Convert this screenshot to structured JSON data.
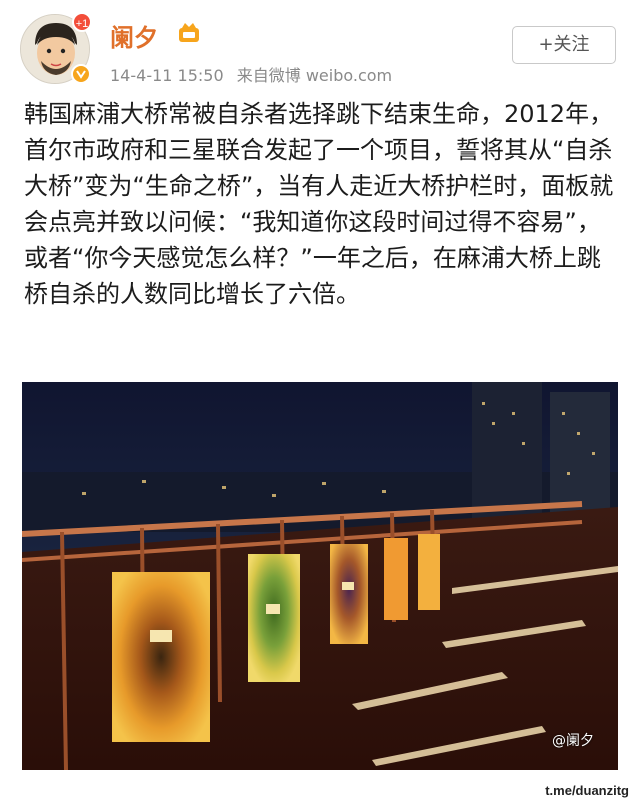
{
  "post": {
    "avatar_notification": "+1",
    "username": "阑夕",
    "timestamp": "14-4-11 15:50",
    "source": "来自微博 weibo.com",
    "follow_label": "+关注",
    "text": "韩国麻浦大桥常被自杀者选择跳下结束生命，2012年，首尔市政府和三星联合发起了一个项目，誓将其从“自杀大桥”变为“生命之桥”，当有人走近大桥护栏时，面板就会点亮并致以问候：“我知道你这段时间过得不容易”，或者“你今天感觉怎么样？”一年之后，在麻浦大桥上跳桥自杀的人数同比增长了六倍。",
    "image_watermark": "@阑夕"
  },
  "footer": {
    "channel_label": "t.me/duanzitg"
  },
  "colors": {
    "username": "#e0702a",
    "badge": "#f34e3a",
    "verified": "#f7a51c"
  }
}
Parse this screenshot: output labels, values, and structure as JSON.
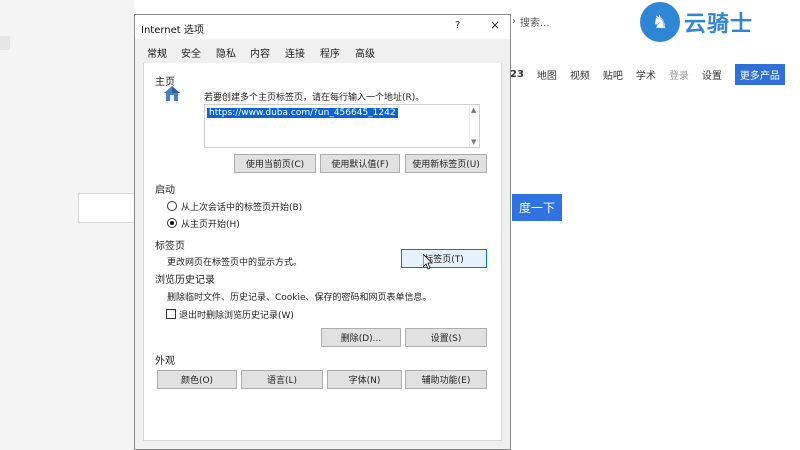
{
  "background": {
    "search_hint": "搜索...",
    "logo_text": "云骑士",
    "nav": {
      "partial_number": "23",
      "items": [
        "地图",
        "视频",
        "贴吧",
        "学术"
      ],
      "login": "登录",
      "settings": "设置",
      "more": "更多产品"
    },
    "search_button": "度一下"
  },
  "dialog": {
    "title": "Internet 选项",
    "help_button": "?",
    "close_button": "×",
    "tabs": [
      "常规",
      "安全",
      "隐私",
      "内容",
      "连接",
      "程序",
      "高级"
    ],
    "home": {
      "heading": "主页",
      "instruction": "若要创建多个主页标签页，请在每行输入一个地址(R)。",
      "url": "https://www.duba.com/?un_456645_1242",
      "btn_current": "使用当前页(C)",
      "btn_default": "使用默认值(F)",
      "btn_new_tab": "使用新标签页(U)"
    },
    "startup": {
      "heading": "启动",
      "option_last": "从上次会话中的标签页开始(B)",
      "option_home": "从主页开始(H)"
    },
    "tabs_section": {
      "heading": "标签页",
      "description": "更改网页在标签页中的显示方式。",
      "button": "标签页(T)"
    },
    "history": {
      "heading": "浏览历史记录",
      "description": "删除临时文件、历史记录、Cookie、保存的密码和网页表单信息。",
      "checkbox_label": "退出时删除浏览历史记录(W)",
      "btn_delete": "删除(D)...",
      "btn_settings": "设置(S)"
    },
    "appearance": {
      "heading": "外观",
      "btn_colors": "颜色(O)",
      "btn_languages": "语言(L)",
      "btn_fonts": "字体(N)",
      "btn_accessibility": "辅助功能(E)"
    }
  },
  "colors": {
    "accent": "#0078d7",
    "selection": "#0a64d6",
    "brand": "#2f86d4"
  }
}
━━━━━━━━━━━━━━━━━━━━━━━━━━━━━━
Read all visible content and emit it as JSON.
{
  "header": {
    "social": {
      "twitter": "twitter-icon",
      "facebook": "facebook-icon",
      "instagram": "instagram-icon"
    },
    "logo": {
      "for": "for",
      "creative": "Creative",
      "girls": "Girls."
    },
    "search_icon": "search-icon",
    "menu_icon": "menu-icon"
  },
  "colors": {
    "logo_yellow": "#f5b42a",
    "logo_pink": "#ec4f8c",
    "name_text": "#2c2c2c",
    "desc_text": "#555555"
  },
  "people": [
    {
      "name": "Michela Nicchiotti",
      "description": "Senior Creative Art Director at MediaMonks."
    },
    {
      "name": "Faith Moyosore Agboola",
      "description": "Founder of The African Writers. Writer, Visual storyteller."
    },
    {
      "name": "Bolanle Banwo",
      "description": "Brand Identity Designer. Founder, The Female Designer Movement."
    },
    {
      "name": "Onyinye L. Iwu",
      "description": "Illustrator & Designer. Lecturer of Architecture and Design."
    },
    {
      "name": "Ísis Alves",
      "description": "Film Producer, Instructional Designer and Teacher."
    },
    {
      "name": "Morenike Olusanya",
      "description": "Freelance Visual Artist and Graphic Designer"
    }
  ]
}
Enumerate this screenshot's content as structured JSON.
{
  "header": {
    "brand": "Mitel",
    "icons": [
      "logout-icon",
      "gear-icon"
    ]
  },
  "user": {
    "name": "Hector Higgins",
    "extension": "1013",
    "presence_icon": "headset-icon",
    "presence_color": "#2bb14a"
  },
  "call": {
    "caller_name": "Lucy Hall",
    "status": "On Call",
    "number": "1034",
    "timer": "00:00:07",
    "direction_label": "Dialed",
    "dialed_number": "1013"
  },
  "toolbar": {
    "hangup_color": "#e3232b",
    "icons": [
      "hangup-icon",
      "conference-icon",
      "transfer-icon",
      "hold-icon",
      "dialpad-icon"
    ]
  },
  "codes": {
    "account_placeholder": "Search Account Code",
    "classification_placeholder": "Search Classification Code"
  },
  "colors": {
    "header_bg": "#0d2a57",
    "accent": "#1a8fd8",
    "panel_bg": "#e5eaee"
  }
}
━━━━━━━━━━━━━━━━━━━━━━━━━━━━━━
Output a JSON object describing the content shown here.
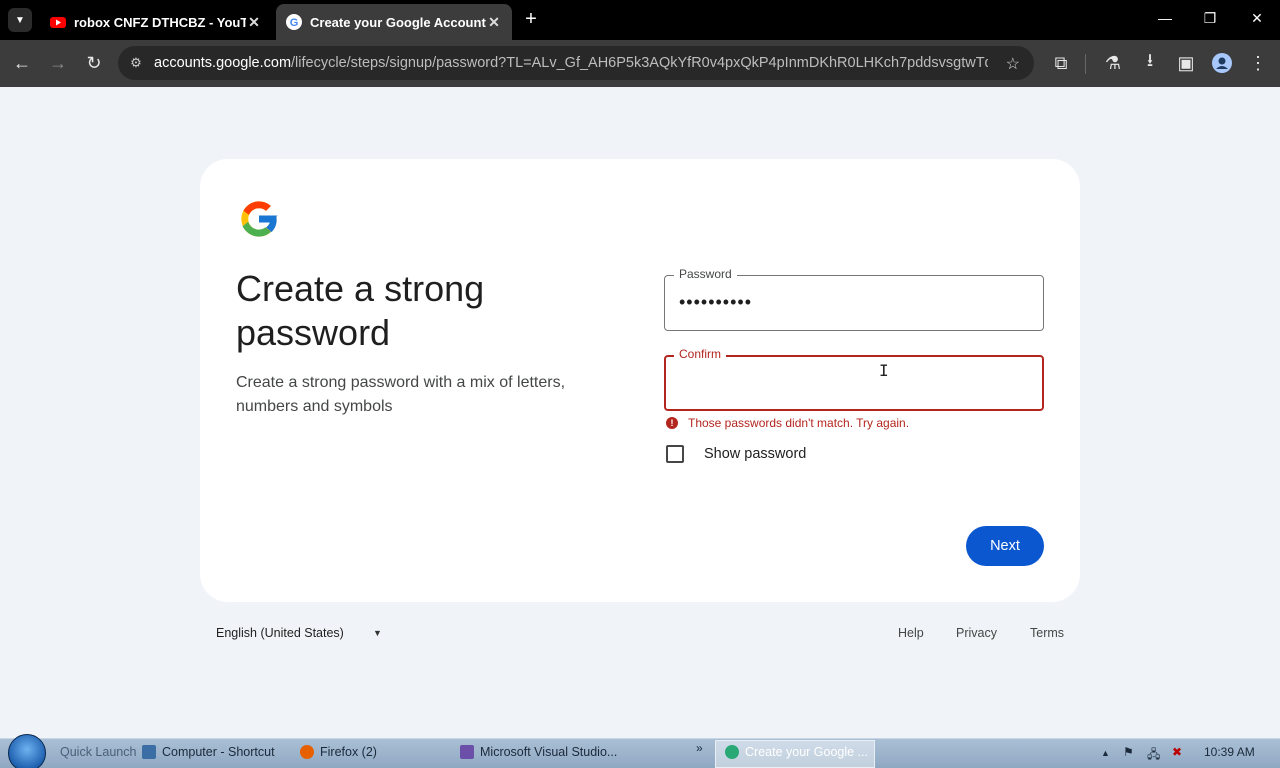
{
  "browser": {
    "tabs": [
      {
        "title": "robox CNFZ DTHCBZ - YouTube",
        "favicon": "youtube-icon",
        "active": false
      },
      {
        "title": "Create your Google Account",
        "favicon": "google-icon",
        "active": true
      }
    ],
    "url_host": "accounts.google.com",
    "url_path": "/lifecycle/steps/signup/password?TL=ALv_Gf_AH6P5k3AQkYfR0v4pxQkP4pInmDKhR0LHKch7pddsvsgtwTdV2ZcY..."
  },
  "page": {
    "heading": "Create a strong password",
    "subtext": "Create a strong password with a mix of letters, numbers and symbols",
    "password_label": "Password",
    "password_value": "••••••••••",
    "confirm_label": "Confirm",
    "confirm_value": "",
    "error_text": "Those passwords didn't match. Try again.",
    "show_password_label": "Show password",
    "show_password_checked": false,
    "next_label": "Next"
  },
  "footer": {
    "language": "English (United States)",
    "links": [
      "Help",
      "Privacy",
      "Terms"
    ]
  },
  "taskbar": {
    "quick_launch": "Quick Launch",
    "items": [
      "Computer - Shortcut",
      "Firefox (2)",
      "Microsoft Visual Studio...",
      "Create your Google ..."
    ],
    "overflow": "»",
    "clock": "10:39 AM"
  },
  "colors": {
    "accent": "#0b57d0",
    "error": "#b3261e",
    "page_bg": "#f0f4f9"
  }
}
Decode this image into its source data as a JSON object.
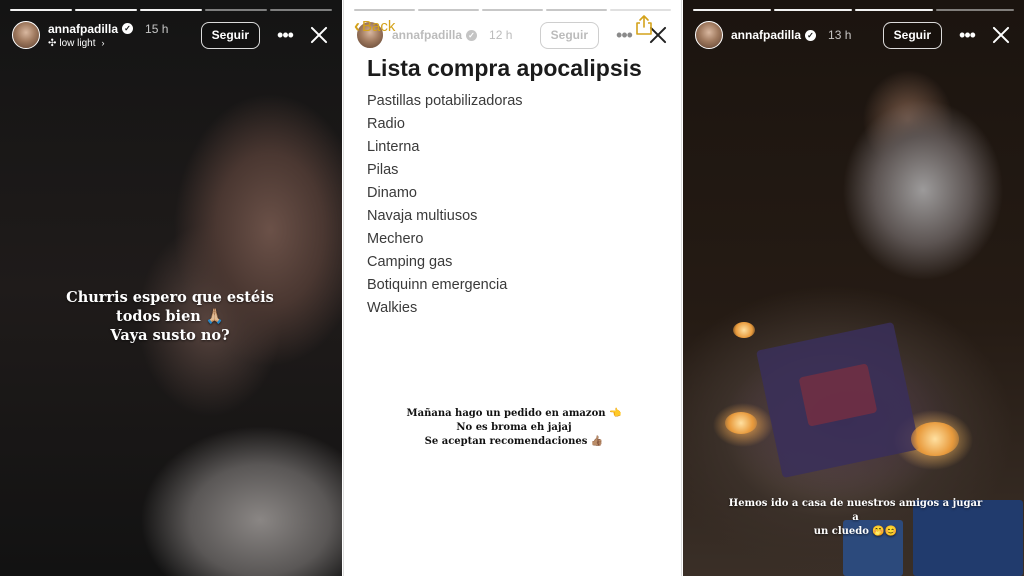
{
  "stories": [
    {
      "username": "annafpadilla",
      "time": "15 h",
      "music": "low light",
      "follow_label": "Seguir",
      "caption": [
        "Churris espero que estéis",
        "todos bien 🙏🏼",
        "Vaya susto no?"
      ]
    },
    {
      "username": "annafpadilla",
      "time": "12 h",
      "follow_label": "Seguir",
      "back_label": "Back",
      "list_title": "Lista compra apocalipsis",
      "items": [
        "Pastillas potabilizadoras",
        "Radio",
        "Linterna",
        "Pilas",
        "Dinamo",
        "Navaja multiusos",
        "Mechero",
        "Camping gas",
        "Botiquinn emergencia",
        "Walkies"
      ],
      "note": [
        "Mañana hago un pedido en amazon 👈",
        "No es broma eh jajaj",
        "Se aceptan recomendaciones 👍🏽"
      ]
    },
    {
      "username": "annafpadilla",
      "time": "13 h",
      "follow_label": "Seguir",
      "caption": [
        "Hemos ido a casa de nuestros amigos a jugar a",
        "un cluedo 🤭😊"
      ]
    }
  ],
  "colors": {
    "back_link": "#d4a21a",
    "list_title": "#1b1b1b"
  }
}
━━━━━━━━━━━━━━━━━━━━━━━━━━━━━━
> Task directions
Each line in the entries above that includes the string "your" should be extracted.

> Solution
        "title": "Create your Google Account",
      "Create your Google ..."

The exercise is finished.